Griffo) and “Nicky, Ricky, Dick & Dawn” (Lizzy Greene,Casey
Simpson). They find an evil cupid, determined to destroy the holiday.

“The Blind Side”
(2009), ABC, or “Fast & Furious 6” (2013), NBC, both 8-11
p.m. It's tough to compete with the Grammys and “Walking Dead,”
so two networks simply rerun popular movies.

Victoria,” 9 p.m., PBS. Last week, after some bureaucratic detours,
teenaged Queen Victoria married Prince Albert. Tonight finds them in
love and in lust ... but also finds him frustrated by his lack of a
function. Some storylines remain so-so, but this one develops

“The Weapon
Hunter” season-opener, 9 p.m., Smithsonian. When convoys were being
ambushed in Vietnam, soldiers created their own “gun trucks.”
Here, host Paul Shull works with them to re-create one ... and to
re-create an attack. The show is mildly interesting, but the vets are
instantly likable.

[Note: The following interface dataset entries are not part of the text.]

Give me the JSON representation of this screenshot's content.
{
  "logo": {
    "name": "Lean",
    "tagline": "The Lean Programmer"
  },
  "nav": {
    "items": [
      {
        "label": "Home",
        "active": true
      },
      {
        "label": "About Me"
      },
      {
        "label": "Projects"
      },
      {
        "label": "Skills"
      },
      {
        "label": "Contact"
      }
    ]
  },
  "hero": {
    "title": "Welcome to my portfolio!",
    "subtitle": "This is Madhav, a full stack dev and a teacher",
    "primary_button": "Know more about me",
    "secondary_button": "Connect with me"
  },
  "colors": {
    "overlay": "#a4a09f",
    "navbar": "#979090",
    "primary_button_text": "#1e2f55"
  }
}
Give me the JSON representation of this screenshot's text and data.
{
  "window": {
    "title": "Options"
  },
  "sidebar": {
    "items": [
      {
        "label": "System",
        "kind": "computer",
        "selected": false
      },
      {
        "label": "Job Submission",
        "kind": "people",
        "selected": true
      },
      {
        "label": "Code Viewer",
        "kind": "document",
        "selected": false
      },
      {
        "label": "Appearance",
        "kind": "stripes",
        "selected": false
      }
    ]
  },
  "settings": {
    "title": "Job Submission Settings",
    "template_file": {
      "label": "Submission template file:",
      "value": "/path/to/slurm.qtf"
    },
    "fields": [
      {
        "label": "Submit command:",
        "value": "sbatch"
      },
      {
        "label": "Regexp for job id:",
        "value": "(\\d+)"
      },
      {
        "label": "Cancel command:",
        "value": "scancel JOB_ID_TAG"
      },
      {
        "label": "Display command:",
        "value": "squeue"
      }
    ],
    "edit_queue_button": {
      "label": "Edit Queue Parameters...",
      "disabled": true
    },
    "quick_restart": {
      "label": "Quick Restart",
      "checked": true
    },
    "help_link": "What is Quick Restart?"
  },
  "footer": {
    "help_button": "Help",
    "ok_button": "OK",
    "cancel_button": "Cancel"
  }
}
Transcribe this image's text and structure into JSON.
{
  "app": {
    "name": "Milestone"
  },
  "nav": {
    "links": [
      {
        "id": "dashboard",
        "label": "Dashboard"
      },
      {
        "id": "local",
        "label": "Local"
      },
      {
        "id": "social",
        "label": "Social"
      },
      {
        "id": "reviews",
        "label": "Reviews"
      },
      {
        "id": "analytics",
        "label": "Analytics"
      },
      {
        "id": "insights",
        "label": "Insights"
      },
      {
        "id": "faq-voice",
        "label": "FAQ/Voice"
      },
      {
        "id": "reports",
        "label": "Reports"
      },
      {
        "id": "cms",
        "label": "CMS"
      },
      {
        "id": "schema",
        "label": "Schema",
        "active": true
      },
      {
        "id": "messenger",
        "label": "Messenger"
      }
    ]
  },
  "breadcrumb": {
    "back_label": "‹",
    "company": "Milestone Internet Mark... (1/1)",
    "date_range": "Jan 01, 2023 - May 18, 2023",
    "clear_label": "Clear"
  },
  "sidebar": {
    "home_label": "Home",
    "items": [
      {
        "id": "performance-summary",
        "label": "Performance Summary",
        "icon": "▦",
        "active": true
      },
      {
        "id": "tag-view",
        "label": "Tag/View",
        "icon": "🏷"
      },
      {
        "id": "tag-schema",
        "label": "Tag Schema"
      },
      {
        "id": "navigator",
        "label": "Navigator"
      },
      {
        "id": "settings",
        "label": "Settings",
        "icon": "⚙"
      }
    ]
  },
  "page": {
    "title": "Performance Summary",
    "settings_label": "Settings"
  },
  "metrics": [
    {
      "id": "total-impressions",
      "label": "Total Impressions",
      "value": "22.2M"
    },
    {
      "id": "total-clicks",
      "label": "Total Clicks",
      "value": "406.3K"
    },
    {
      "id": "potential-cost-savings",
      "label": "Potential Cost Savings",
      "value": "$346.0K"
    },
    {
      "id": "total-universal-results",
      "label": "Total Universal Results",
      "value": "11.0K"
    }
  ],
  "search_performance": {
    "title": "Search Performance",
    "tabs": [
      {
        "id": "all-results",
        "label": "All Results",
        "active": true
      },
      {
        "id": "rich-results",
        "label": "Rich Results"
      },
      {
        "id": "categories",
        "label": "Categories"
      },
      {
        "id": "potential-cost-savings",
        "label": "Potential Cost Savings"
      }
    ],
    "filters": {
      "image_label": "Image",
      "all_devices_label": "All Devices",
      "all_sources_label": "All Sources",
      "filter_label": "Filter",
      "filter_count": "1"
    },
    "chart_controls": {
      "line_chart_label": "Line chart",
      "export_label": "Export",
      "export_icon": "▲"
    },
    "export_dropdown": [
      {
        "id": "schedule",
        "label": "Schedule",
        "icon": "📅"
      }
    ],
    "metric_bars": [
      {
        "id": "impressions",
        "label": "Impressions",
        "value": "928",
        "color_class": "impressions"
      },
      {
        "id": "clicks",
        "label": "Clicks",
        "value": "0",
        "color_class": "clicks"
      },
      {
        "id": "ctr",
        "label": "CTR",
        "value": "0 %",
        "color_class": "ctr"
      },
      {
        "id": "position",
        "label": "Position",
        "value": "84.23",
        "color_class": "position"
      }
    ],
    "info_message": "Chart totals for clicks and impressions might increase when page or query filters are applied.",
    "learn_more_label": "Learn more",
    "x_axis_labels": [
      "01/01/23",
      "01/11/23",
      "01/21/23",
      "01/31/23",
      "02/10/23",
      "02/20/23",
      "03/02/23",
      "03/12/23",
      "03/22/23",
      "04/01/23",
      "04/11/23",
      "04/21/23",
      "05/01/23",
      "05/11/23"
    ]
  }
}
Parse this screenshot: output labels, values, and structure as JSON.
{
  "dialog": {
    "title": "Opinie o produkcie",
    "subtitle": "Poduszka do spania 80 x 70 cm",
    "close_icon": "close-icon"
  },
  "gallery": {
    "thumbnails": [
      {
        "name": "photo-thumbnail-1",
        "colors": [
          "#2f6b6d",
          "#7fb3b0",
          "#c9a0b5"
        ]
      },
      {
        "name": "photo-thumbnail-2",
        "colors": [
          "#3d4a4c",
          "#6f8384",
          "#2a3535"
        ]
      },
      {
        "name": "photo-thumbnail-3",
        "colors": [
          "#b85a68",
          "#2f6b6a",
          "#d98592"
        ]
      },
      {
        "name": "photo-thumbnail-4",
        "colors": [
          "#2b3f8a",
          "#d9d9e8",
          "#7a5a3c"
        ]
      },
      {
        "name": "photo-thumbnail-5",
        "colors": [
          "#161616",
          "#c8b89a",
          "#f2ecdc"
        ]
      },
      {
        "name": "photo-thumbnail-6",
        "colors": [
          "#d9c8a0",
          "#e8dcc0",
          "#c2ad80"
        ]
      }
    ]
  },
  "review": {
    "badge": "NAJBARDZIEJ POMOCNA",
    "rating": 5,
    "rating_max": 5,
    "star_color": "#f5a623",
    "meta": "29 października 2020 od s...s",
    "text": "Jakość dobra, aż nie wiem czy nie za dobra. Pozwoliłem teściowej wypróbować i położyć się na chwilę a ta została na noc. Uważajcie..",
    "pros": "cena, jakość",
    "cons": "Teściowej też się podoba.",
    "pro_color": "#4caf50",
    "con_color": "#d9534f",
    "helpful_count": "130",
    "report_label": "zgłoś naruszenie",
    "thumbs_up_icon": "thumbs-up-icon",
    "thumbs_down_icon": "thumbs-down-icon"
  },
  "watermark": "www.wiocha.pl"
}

“Black Sails,”
9:01 p.m., rerunning at 11:03, Starz. Last week's episode (rerunning
at 11 a.m.) found pirates and peril. Edward Teach (the future
Blackbeard) was blockading the port, determined to kill Eleanor ...
whose husband Rogers was taking a fast ship, hoping to reach her
wealthy grandfather. And John Silver (the future Long John) barely
escaped capture from Max. Now the battles continue.